Where?

He can’t throw strikes, gives up a lot of homers and is an equal opportunity punching bag getting blasted by both righties and lefties.

What evidence was there that Olson could be “useful” apart from having nothing else to say about him?

There was none.

Finally, both Cameron and Sheehan say that Sabathia is replaceable.

By whom?

If the argument is based on finances and long-term cost control, then yes, the Yankees would be better off if Sabathia left and found cogs—from inside and outside the organization—to take his place in the rotation.

But this is reality.

What are the Yankees going to do next winter if Sabathia opts out and they let him leave?

Sheehan postulates that they could go for a 1000 run offense by signing Albert Pujols and shifting Mark Teixeira to DH. Not only would this clog up the DH spot for…well…forever, but they’re supposed to pay Pujols an A-Rod contract for the rest of his career? Wouldn’t they be better off simply extending Sabathia for half of what Pujols would cost?

And let me say right now that Albert Pujols, at his age and with his ties to the Cardinals, doesn’t want any part of New York as anything other than a lever to increase his paycheck with someone else.

Does Sheehan really believe that the Yankees front office—independent of GM Brian Cashman’s desires and fresh off of ownership overruling him on Soriano—will try and sell Andrew Brackman, Dellin Betances and Manny Banuelos—as a replacement for Sabathia even for one year? And after the way Joba Chamberlain and Ian Kennedy of the vaunted “young core” of starting pitchers flamed out?

Really?

Then he names possible targets Matt Cain (the Giants aren’t letting him leave); Cole Hamels (given the age of the other pitchers, they’re going to lock him up); Jered Weaver (after Jeff Weaver‘s experience in New York, is he going to want to go to the Yankees?); and Zack Greinke (good luck with all of that baggage).

The only way the Yankees could conceivably “replace” Sabathia in 2012 would be to trade for Chris Carpenter. As great a pitcher as Carpenter is, his injury history is like the medieval Wound Man charts favored by Dr. Hannibal Lecter for his basement amusements; and he’s 5-years older than Sabathia.

So then what?

Of course, with the supposedly bursting farm system, they could make a trade for a young pitcher like Ubaldo Jimenez should he come available, but that’s a major risk for a team to let Sabathia walk and hope that Jimenez comes available; and if you believe that the trading team isn’t going to hold the Yankees desperation in that instance to extract a more significant portion of the farm system to fill that hole, you’re dreaming.

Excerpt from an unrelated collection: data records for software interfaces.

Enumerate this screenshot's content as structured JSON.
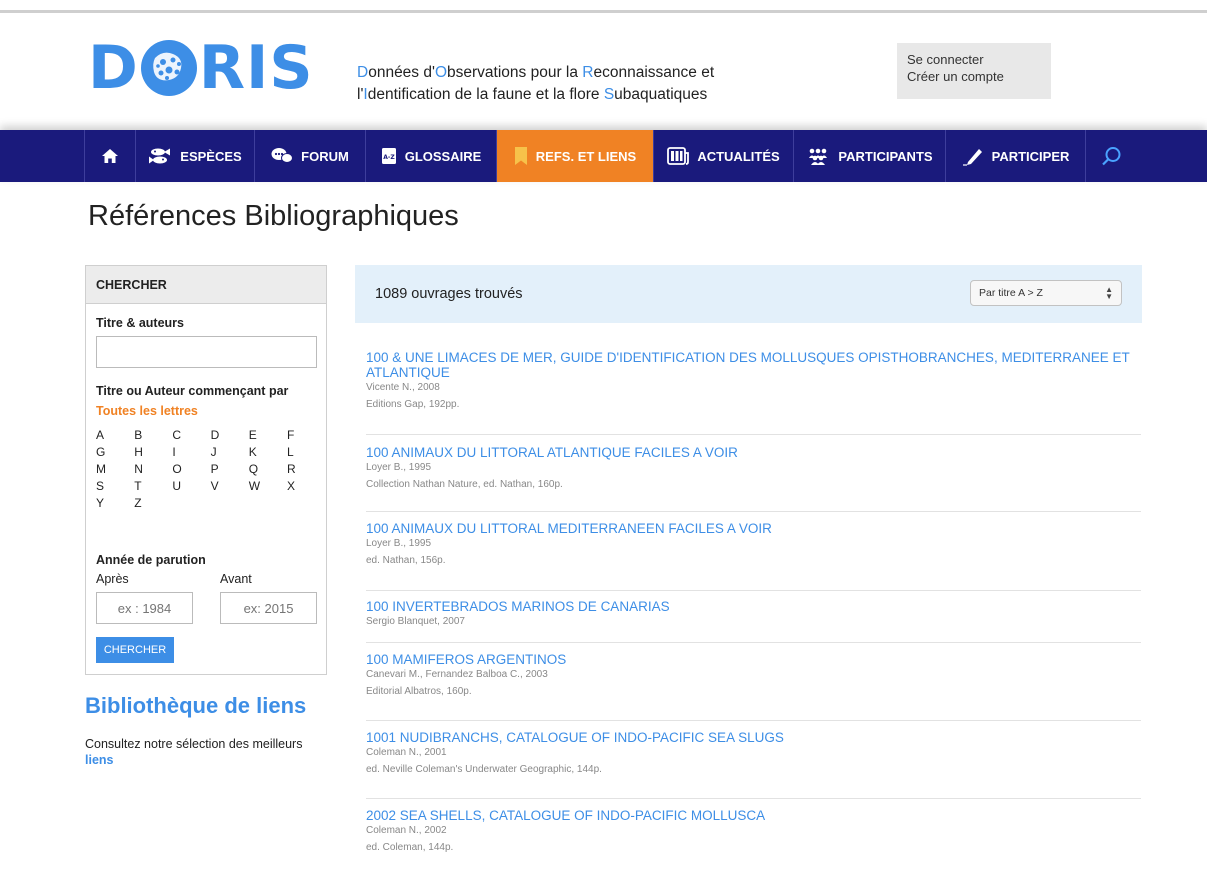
{
  "header": {
    "logo_left": "D",
    "logo_right": "RIS",
    "tagline": [
      [
        {
          "t": "D",
          "h": true
        },
        {
          "t": "onnées d'",
          "h": false
        },
        {
          "t": "O",
          "h": true
        },
        {
          "t": "bservations pour la ",
          "h": false
        },
        {
          "t": "R",
          "h": true
        },
        {
          "t": "econnaissance et",
          "h": false
        }
      ],
      [
        {
          "t": "l'",
          "h": false
        },
        {
          "t": "I",
          "h": true
        },
        {
          "t": "dentification de la faune et la flore ",
          "h": false
        },
        {
          "t": "S",
          "h": true
        },
        {
          "t": "ubaquatiques",
          "h": false
        }
      ]
    ],
    "login": "Se connecter",
    "register": "Créer un compte"
  },
  "nav": {
    "items": [
      {
        "label": "",
        "icon": "home-icon"
      },
      {
        "label": "ESPÈCES",
        "icon": "fish-icon"
      },
      {
        "label": "FORUM",
        "icon": "chat-icon"
      },
      {
        "label": "GLOSSAIRE",
        "icon": "glossary-icon"
      },
      {
        "label": "REFS. ET LIENS",
        "icon": "bookmark-icon",
        "active": true
      },
      {
        "label": "ACTUALITÉS",
        "icon": "news-icon"
      },
      {
        "label": "PARTICIPANTS",
        "icon": "people-icon"
      },
      {
        "label": "PARTICIPER",
        "icon": "pencil-icon"
      },
      {
        "label": "",
        "icon": "search-icon"
      }
    ]
  },
  "page": {
    "title": "Références Bibliographiques"
  },
  "search": {
    "heading": "CHERCHER",
    "title_authors_label": "Titre & auteurs",
    "starts_with_label": "Titre ou Auteur commençant par",
    "all_letters": "Toutes les lettres",
    "letters": [
      "A",
      "B",
      "C",
      "D",
      "E",
      "F",
      "G",
      "H",
      "I",
      "J",
      "K",
      "L",
      "M",
      "N",
      "O",
      "P",
      "Q",
      "R",
      "S",
      "T",
      "U",
      "V",
      "W",
      "X",
      "Y",
      "Z"
    ],
    "year_label": "Année de parution",
    "after_label": "Après",
    "before_label": "Avant",
    "after_placeholder": "ex : 1984",
    "before_placeholder": "ex: 2015",
    "button": "CHERCHER"
  },
  "library": {
    "title": "Bibliothèque de liens",
    "text": "Consultez notre sélection des meilleurs",
    "link": "liens"
  },
  "results": {
    "count": "1089 ouvrages trouvés",
    "sort": "Par titre A > Z",
    "items": [
      {
        "title": "100 & UNE LIMACES DE MER, GUIDE D'IDENTIFICATION DES MOLLUSQUES OPISTHOBRANCHES, MEDITERRANEE ET ATLANTIQUE",
        "author": "Vicente N., 2008",
        "publisher": "Editions Gap, 192pp."
      },
      {
        "title": "100 ANIMAUX DU LITTORAL ATLANTIQUE FACILES A VOIR",
        "author": "Loyer B., 1995",
        "publisher": "Collection Nathan Nature, ed. Nathan, 160p."
      },
      {
        "title": "100 ANIMAUX DU LITTORAL MEDITERRANEEN FACILES A VOIR",
        "author": "Loyer B., 1995",
        "publisher": "ed. Nathan, 156p."
      },
      {
        "title": "100 INVERTEBRADOS MARINOS DE CANARIAS",
        "author": "Sergio Blanquet, 2007",
        "publisher": ""
      },
      {
        "title": "100 MAMIFEROS ARGENTINOS",
        "author": "Canevari M., Fernandez Balboa C., 2003",
        "publisher": "Editorial Albatros, 160p."
      },
      {
        "title": "1001 NUDIBRANCHS, CATALOGUE OF INDO-PACIFIC SEA SLUGS",
        "author": "Coleman N., 2001",
        "publisher": "ed. Neville Coleman's Underwater Geographic, 144p."
      },
      {
        "title": "2002 SEA SHELLS, CATALOGUE OF INDO-PACIFIC MOLLUSCA",
        "author": "Coleman N., 2002",
        "publisher": "ed. Coleman, 144p."
      }
    ]
  },
  "colors": {
    "accent": "#3d8ee6",
    "nav": "#1a1a7c",
    "active": "#f08224",
    "results_bar": "#e3f0fa"
  }
}
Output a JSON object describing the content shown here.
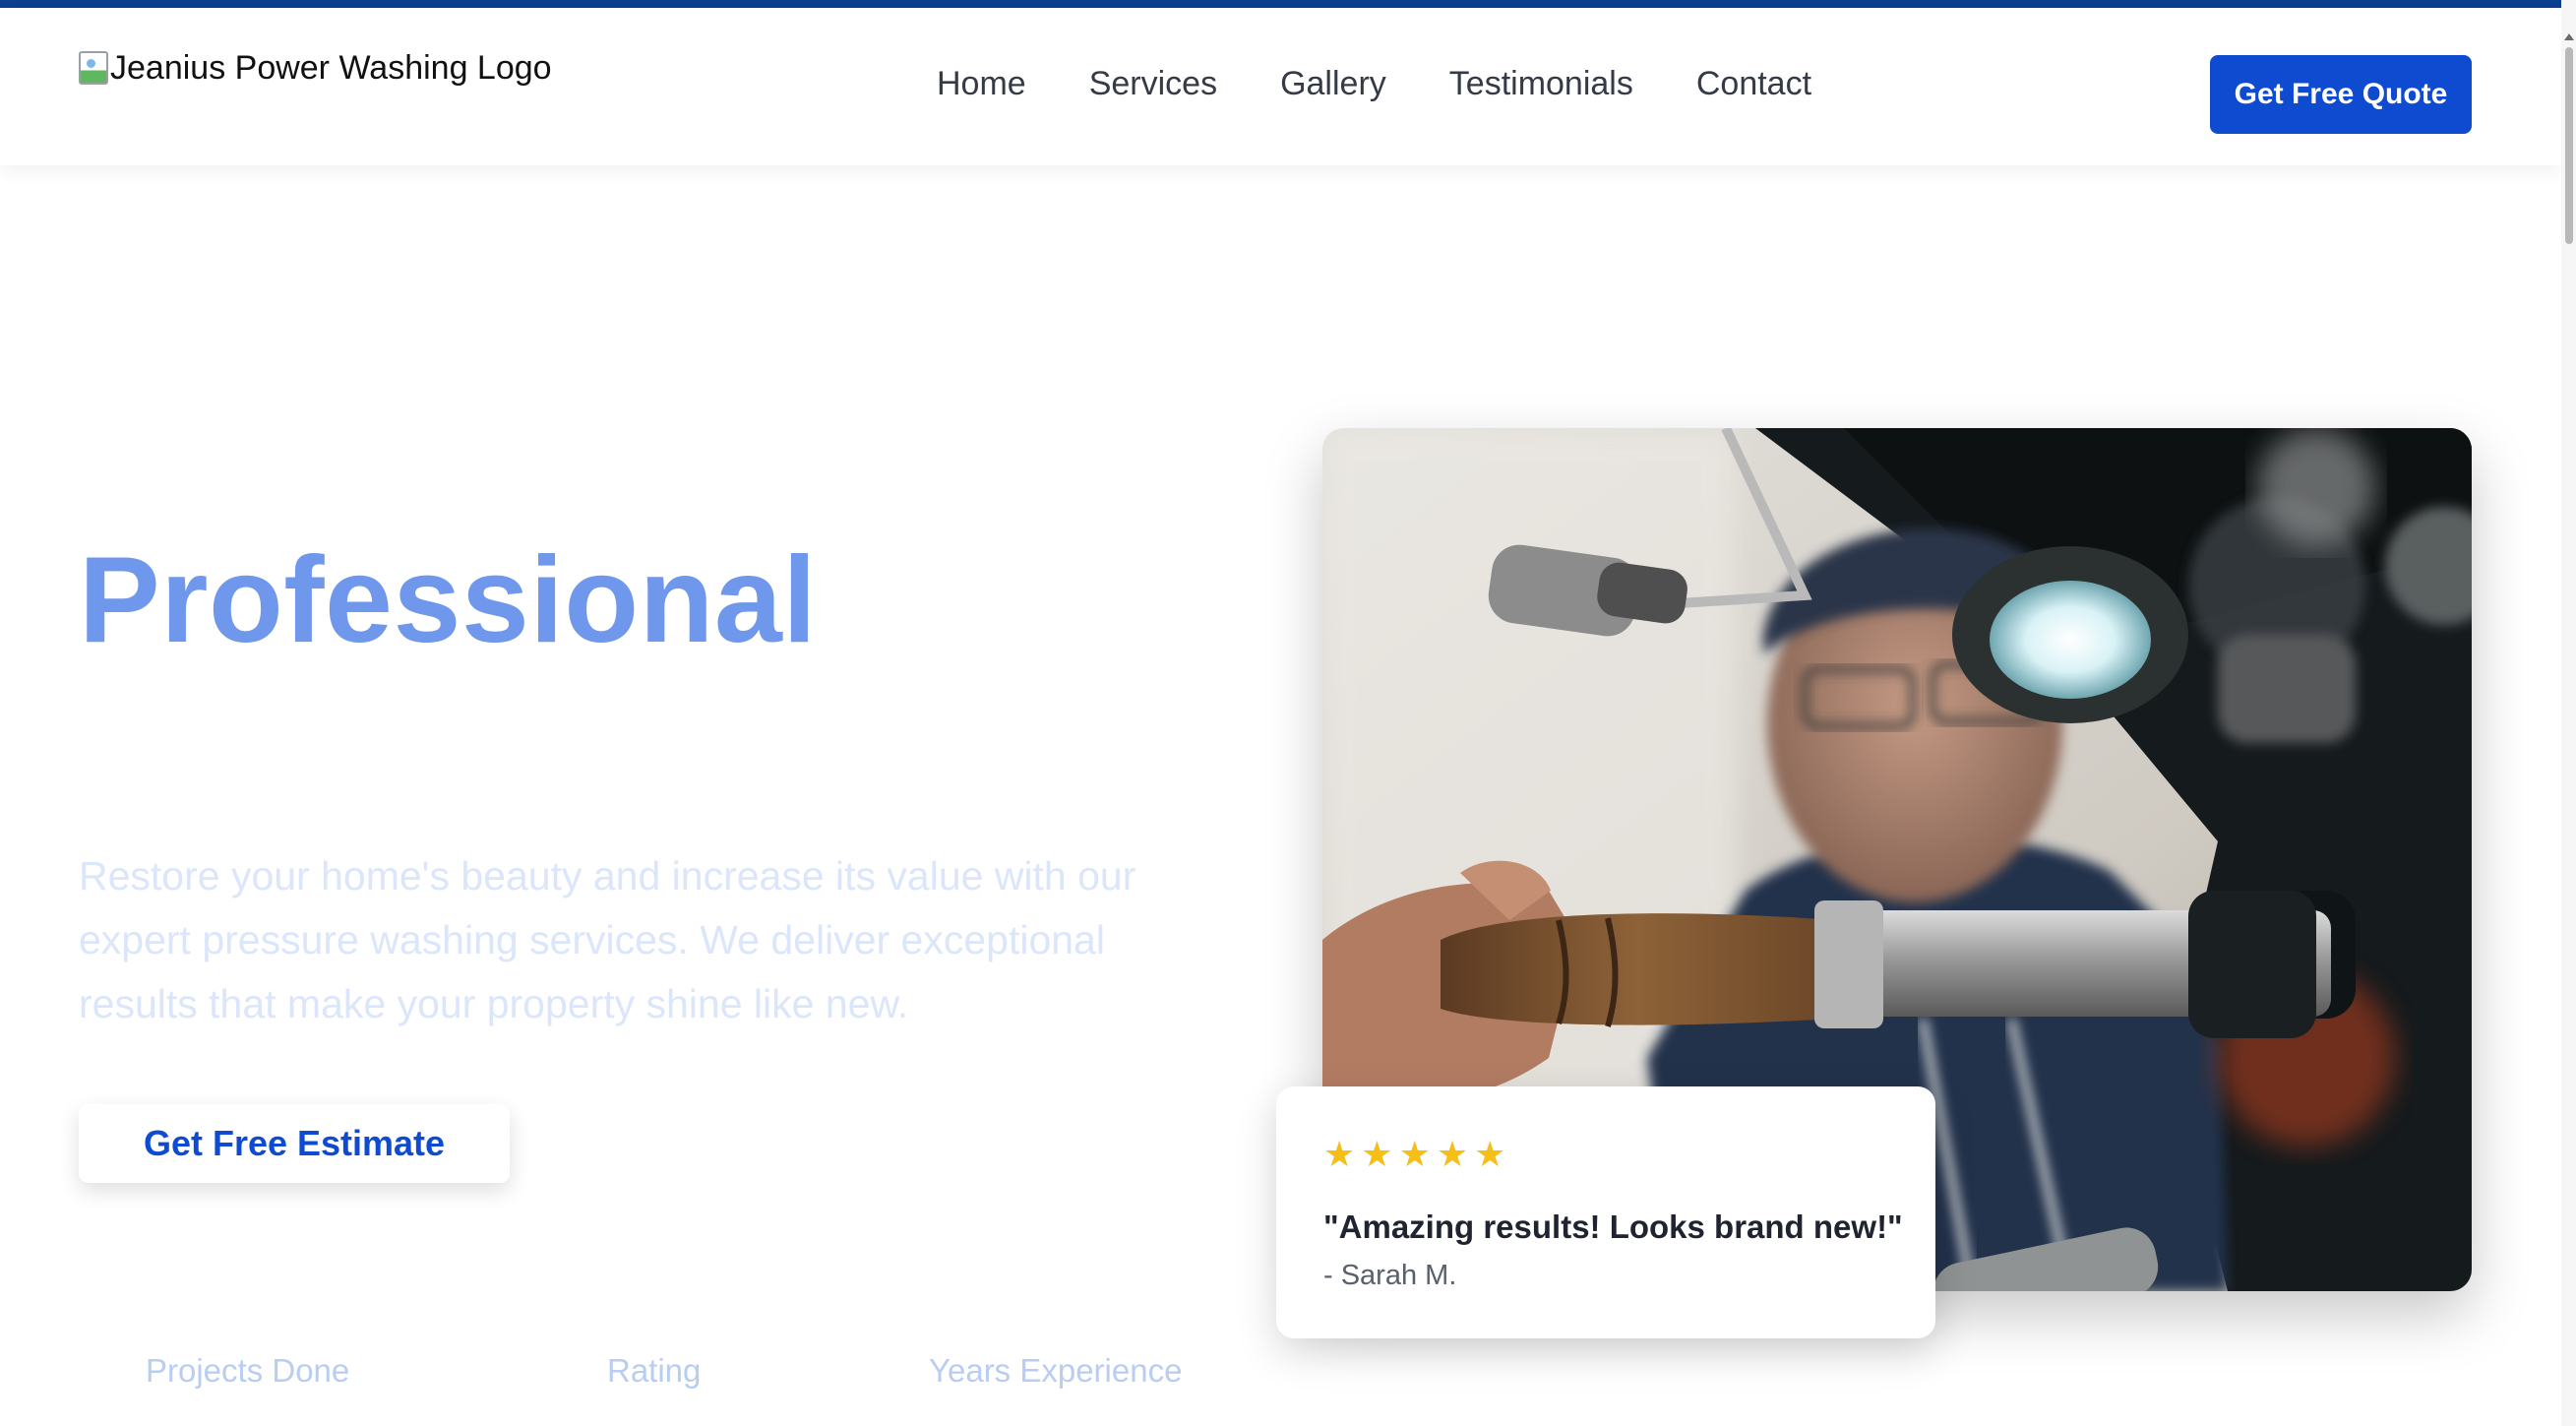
{
  "header": {
    "logo_alt": "Jeanius Power Washing Logo",
    "nav": {
      "home": "Home",
      "services": "Services",
      "gallery": "Gallery",
      "testimonials": "Testimonials",
      "contact": "Contact"
    },
    "cta_label": "Get Free Quote"
  },
  "hero": {
    "title": "Professional",
    "description": "Restore your home's beauty and increase its value with our expert pressure washing services. We deliver exceptional results that make your property shine like new.",
    "cta_label": "Get Free Estimate",
    "stats": {
      "projects_label": "Projects Done",
      "rating_label": "Rating",
      "years_label": "Years Experience"
    }
  },
  "review": {
    "stars": [
      "★",
      "★",
      "★",
      "★",
      "★"
    ],
    "quote": "\"Amazing results! Looks brand new!\"",
    "author": "- Sarah M."
  },
  "colors": {
    "brand_blue": "#0f4bd1",
    "top_strip": "#0b3f8f",
    "hero_title": "#6f97ec",
    "star_gold": "#f5be19"
  },
  "icons": {
    "logo": "broken-image-icon",
    "rating": "star-icon"
  }
}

If it were any team other than the Yankees—a team with payroll constraints; with a patient fan base; with less of an imperative to win immediately and, more importantly, sell tickets; and to have that star power that a Sabathia brings—I’d say yes, these thoughts make sense.

But it’s not.

And they don’t.

It’s the Yankees.

They need Sabathia. They have the money to pay him if he does opt out. And they don’t have any viable options to fill that hole in the rotation with a pitcher of commensurate star power and on-field accomplishments.

Cameron’s and Sheehen’s columns are not manuals of evenhanded and intelligent ways to build an organization. They’re tricks designed to mislead—calculated omissions—because the facts don’t bolster the arguments. When that happens, it’s best to leave said facts out and hope no one notices.

You’re smart enough to see through the puffery disguised as well-thought-out and objective analysis because it’s anything but.

Confusing those who are afraid to protest diminishes credibility. Credibility that isn’t really there to begin with as long as convenience is placed before intellectual honesty.